Why are there still so many poor people in the world after more than six decades of anti-poverty efforts? Social scientists can provide a great many nuanced reasons, but they usually overlook the obvious: 70 percent of the world’s poor live in rural areas, most of them far from cities and towns, often distant from passable roads. Those anti-poverty efforts, and the goods and services of the market economy, rarely reach them.
To make significant headway against ending poverty, development programs need to be planned around that grim reality. And any market-based solution must recognize that last-mile delivery has to be built into the business model. Income-generating products and services are of no use to isolated farmers (and most of the rural poor live from farming) unless they can access them.
One of the greatest impediments to achieving scale is the high cost of delivering products and services not just the “last mile” but the last 500 feet.
Poverty will be with us forever unless we can reach the village — and beyond.

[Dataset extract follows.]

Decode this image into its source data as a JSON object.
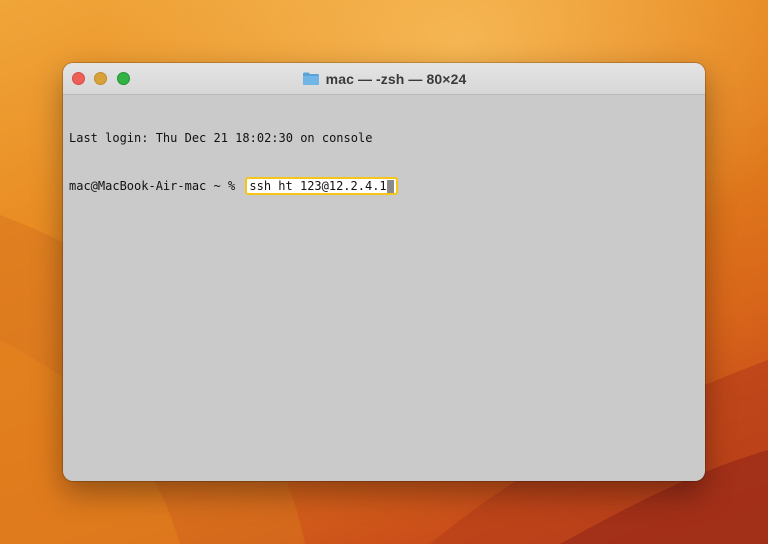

Paul Polak and Mal Warwick’s award-winning book, The Business Solution to Poverty, highlights 20 “takeaways” that encapsulate much of the book’s essence. Today we have featured the sixteenth of those takeaways. Future posts will include others.